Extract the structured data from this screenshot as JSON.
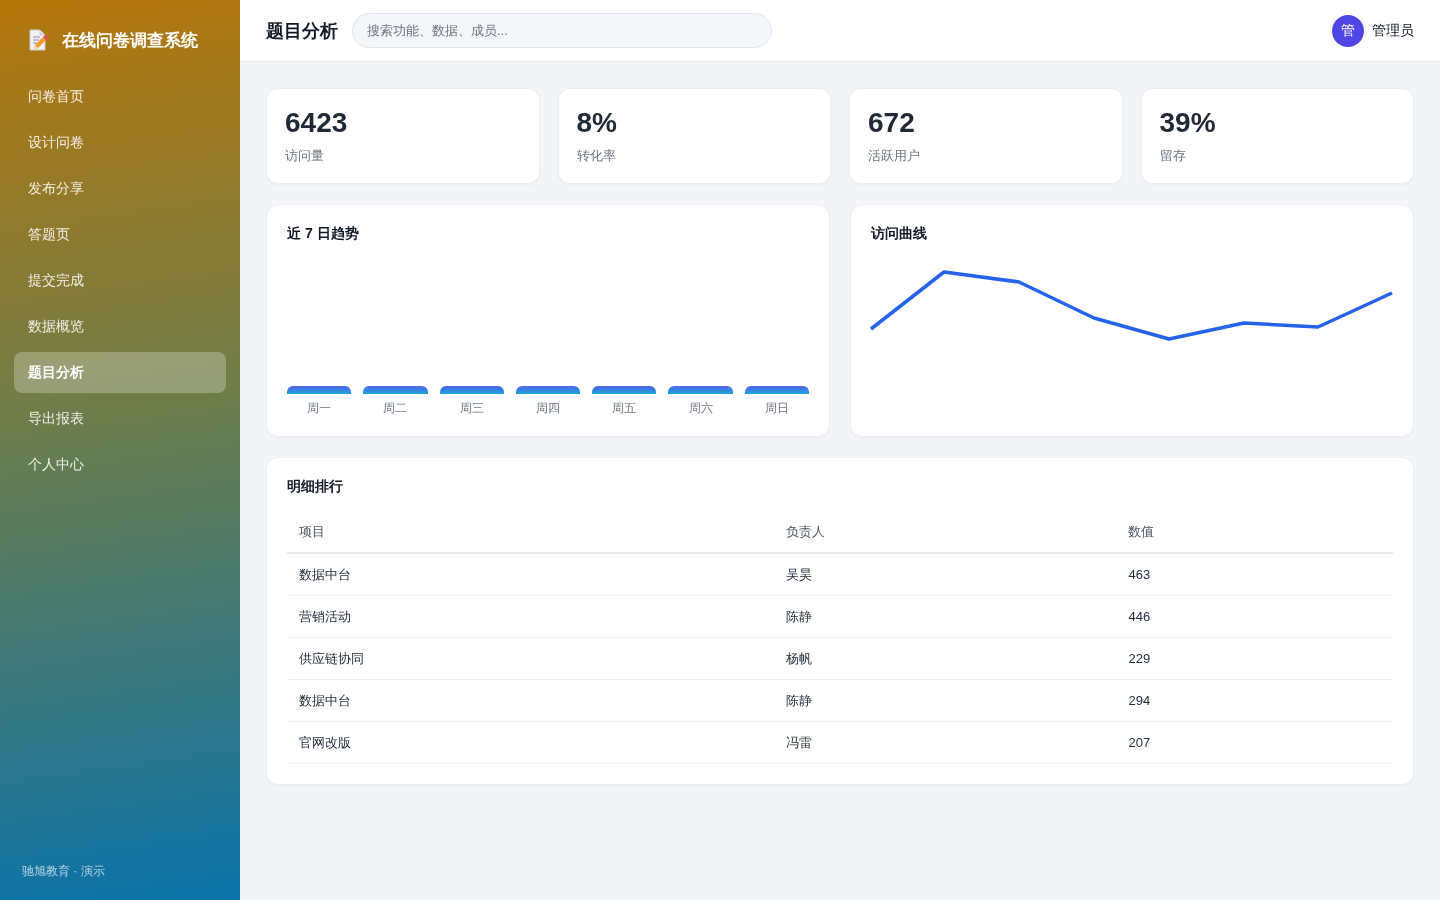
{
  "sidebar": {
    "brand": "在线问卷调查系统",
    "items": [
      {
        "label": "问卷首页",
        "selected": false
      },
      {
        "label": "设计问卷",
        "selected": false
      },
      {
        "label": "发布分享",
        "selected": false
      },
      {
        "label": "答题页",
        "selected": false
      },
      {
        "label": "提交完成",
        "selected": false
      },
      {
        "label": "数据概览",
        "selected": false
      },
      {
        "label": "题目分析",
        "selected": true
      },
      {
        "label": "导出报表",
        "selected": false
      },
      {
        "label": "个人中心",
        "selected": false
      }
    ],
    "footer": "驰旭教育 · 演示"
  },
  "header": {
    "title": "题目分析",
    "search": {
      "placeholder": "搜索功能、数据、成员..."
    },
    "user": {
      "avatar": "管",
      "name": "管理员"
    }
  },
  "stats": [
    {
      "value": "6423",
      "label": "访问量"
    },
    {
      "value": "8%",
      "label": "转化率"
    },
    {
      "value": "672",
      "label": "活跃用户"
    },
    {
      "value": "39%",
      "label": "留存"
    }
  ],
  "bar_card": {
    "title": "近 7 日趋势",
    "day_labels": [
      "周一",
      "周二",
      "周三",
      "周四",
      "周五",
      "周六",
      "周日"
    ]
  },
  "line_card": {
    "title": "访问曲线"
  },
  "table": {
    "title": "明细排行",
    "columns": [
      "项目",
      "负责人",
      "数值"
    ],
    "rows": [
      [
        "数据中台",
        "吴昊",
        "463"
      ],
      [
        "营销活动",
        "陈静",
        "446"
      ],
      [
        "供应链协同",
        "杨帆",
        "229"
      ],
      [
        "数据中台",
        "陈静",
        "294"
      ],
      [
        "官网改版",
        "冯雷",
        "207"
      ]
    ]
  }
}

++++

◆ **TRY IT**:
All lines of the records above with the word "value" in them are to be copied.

◆ **WRITTEN REPLY**:
      "value": "6423",
      "value": "8%",
      "value": "672",
      "value": "39%",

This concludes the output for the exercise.